▶ Task requirements
Copy out each line of the data below in which the string "JSON" appears.

>>>>

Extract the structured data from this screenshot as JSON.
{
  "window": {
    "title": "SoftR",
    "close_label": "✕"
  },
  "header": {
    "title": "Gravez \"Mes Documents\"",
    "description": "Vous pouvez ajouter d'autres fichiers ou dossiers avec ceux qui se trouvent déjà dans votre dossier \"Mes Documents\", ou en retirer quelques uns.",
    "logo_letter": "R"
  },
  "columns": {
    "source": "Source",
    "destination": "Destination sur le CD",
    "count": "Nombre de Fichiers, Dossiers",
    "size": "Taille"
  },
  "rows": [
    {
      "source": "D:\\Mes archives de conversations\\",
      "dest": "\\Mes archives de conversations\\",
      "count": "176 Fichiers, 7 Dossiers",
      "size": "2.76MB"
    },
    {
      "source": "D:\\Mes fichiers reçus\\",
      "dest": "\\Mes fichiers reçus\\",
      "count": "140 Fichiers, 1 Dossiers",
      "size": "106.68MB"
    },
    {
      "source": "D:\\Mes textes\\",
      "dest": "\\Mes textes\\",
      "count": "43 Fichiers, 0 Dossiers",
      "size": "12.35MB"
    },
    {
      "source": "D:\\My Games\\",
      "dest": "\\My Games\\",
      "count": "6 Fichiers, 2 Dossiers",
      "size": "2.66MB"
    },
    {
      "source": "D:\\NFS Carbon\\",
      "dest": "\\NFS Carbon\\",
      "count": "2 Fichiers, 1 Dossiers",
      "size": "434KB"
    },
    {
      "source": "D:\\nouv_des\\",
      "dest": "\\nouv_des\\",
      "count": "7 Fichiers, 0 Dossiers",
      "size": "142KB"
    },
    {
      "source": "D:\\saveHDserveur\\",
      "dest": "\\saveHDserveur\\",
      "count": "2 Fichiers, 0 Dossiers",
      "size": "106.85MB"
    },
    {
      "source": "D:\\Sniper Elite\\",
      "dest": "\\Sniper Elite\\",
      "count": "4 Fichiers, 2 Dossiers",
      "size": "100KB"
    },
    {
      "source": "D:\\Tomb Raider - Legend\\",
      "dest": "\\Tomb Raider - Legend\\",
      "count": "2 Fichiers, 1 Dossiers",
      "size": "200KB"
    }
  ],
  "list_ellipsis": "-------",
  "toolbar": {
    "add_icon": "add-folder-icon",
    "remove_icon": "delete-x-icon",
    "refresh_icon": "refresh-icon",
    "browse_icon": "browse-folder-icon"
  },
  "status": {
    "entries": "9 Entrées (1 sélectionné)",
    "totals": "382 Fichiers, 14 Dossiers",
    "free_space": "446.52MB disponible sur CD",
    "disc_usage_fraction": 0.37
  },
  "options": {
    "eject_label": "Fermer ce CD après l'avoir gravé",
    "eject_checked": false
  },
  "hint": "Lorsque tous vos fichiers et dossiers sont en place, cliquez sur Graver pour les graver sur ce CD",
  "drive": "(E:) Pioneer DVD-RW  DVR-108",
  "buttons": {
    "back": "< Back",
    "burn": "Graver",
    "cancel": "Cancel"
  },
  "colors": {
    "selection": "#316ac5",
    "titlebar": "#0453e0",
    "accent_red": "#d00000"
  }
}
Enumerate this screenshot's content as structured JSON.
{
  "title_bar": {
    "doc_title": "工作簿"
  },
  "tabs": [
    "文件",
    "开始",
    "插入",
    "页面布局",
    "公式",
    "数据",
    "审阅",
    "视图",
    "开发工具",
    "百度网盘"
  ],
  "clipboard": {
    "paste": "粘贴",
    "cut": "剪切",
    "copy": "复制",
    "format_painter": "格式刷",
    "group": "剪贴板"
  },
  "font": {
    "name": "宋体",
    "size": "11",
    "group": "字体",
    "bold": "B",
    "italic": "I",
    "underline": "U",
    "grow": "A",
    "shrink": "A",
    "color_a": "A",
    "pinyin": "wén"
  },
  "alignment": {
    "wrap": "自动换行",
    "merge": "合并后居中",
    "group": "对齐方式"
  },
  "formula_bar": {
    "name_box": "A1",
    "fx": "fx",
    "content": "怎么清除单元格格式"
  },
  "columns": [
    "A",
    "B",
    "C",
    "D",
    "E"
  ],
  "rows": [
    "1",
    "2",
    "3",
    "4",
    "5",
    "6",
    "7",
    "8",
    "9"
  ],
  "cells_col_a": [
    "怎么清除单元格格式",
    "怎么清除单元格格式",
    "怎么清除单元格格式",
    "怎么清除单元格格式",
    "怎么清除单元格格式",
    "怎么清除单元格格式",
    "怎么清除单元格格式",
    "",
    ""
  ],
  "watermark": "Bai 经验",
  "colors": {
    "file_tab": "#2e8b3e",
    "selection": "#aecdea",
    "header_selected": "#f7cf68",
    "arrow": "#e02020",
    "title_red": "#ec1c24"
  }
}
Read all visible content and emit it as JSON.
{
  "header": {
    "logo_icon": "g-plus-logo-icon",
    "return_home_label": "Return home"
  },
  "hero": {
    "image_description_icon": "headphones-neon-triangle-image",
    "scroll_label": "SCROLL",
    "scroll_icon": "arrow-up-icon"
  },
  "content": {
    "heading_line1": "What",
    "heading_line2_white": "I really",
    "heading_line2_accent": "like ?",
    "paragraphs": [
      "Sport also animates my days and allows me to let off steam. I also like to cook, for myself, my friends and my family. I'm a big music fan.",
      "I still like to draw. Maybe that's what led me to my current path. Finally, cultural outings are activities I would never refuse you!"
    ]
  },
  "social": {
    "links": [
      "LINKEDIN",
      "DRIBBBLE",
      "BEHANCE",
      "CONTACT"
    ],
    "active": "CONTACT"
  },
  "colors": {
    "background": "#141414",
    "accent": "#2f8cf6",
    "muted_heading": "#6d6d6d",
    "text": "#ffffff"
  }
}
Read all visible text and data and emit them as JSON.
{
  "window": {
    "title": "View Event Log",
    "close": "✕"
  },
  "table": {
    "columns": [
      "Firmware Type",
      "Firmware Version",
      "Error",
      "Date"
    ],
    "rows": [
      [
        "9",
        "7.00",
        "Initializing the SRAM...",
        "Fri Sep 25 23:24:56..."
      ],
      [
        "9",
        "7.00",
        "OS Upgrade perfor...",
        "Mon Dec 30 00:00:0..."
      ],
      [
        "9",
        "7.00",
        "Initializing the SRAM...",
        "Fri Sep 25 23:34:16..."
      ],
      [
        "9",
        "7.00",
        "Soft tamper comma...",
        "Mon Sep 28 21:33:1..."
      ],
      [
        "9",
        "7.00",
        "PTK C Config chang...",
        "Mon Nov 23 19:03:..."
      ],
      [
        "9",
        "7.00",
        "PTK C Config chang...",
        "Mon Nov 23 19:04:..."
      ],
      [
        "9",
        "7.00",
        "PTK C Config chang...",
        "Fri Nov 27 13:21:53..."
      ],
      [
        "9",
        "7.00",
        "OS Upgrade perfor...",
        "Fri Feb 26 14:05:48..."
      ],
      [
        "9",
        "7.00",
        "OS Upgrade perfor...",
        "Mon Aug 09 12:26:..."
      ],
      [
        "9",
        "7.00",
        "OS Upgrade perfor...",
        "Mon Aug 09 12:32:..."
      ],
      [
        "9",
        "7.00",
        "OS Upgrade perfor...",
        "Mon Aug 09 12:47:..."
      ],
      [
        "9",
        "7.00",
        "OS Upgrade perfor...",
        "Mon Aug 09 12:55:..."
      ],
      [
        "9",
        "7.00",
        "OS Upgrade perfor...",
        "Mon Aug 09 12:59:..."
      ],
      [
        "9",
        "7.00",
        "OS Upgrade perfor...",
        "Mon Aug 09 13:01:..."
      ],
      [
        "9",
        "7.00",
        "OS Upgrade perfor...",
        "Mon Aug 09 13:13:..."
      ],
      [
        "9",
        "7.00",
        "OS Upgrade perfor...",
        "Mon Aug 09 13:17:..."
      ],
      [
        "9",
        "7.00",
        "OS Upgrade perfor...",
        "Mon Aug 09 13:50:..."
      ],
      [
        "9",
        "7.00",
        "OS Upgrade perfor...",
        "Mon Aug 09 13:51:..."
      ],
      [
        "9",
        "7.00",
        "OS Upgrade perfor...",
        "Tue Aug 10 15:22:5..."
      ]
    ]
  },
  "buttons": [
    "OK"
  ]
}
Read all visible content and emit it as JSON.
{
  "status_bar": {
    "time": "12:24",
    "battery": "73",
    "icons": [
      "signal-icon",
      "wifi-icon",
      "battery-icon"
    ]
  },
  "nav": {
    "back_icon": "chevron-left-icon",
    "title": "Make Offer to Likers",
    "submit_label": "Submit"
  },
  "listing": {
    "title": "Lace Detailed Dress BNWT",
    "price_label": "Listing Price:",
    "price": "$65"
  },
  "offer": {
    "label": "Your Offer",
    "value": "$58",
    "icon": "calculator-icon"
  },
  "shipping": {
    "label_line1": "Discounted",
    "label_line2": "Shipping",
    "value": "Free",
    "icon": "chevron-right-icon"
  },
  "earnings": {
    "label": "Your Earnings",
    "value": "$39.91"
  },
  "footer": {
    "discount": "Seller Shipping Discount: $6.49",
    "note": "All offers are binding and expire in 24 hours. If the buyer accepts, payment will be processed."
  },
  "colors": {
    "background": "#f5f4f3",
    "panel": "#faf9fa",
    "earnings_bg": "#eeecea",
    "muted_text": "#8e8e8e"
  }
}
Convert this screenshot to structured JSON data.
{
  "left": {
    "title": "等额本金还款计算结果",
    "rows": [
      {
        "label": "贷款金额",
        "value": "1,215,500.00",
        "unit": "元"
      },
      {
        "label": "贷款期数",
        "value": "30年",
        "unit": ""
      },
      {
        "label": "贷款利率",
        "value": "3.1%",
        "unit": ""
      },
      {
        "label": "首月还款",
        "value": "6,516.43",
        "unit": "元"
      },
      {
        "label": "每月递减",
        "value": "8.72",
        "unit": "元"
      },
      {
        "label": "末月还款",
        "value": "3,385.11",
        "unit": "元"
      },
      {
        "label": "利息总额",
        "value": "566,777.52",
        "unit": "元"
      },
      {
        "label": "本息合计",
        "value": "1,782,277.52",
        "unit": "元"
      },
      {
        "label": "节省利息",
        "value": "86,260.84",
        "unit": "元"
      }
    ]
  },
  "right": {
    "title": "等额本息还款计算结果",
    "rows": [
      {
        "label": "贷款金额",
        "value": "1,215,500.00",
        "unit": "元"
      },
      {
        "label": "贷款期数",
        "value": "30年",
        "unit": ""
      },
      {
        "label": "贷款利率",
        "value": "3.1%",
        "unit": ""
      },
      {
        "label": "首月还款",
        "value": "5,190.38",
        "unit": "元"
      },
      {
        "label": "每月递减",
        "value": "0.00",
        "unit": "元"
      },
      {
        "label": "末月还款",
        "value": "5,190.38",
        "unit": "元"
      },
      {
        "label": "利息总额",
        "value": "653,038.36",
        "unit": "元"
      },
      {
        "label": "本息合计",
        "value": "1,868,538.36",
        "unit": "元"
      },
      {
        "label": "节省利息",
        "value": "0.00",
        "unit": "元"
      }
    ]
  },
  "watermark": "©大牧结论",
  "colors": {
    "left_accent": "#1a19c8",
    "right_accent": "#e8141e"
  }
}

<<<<

▶ Exercise solution
Extract the structured data from this screenshot as JSON.
Enumerate this screenshot's content as structured JSON.
Read all visible content and emit it as JSON.
Read all visible text and data and emit them as JSON.
Read all visible content and emit it as JSON.
Convert this screenshot to structured JSON data.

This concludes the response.